** What the exercise asks **
Search the records below for the word "type". Pull out each line that has it.

--- Material provided Enclosed Below ---

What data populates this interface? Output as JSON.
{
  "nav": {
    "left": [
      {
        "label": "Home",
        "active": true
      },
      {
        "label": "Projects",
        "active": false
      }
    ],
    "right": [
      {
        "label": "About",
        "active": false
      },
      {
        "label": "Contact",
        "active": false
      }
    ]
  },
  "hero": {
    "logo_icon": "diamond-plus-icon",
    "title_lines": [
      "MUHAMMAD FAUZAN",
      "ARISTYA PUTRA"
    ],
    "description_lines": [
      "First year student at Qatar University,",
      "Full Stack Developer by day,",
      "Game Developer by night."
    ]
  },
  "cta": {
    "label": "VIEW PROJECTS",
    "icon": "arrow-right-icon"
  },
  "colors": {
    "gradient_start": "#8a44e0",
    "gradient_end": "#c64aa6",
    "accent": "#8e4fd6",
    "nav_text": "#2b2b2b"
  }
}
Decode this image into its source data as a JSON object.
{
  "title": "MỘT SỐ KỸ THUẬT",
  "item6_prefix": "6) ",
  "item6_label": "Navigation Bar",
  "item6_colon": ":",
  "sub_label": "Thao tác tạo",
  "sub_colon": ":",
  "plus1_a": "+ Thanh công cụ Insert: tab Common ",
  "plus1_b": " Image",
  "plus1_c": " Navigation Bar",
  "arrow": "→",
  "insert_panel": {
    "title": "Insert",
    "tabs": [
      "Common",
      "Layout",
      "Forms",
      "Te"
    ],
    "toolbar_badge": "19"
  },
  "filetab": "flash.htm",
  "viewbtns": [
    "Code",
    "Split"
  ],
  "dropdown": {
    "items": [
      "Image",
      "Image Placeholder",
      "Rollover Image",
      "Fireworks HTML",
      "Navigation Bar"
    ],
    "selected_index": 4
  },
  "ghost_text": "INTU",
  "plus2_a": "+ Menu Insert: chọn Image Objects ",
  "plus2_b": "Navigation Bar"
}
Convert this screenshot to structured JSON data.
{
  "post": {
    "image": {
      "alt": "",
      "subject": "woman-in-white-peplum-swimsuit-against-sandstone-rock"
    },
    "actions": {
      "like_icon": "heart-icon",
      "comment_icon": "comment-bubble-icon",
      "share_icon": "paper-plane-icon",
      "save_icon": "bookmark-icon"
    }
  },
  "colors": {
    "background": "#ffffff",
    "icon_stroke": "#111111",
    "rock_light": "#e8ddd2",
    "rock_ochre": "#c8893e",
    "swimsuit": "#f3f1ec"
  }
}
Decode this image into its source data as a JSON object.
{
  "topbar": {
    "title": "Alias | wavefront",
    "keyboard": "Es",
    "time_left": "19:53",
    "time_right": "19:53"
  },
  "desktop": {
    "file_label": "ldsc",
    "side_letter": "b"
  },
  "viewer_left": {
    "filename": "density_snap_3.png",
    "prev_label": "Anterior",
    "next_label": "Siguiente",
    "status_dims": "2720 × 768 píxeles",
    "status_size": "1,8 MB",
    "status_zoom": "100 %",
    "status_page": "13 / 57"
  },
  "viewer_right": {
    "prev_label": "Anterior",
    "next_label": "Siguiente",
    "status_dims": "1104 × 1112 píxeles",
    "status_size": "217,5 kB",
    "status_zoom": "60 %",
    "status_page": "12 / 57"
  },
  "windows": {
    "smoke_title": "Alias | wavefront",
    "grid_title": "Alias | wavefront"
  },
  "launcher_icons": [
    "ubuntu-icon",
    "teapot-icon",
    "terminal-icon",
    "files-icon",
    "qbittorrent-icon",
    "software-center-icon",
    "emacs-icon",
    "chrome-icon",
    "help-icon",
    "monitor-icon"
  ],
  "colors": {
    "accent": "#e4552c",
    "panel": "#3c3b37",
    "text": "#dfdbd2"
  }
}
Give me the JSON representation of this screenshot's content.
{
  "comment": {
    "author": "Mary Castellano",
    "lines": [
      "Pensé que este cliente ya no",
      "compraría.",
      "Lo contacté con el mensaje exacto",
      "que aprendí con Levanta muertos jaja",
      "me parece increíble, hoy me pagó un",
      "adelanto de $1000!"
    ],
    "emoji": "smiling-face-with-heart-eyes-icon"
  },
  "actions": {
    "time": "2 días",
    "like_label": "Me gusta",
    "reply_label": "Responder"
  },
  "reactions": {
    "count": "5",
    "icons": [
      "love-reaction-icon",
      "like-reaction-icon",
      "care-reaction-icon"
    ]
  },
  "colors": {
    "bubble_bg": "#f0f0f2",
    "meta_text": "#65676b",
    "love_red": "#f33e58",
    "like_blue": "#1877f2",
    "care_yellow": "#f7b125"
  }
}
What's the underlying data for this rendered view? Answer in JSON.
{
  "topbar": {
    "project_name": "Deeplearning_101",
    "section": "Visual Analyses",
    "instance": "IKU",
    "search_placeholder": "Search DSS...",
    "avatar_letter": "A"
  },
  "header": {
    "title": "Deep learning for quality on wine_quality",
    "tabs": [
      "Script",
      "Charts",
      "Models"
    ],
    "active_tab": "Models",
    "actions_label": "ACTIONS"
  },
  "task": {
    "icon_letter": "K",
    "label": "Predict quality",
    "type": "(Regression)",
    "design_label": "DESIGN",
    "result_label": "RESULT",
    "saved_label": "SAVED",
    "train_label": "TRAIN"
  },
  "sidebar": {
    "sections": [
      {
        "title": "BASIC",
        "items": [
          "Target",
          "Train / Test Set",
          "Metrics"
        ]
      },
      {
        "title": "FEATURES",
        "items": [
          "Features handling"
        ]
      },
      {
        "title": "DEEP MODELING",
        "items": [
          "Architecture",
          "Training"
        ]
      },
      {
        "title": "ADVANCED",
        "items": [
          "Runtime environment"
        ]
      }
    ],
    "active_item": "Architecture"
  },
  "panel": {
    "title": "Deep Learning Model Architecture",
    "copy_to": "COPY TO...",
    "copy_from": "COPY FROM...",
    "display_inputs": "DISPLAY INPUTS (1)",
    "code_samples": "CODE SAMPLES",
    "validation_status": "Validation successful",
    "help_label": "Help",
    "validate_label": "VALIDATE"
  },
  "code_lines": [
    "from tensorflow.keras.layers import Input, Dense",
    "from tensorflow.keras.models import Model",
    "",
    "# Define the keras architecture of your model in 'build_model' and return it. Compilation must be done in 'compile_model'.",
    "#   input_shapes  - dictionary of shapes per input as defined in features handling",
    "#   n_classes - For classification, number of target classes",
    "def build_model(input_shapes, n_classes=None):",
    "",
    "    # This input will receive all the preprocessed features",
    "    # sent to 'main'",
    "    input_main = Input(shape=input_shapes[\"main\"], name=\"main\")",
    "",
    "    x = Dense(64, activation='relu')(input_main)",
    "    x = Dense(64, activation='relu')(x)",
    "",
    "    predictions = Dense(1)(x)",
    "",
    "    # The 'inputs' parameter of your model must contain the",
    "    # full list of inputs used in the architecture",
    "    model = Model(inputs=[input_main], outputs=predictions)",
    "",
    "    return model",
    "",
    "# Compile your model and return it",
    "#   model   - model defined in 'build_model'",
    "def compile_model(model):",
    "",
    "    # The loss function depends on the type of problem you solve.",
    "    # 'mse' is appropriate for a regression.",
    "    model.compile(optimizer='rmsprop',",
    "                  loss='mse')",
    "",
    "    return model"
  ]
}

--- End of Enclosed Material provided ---

** Task output **
    "type": "(Regression)",
    "    # The loss function depends on the type of problem you solve.",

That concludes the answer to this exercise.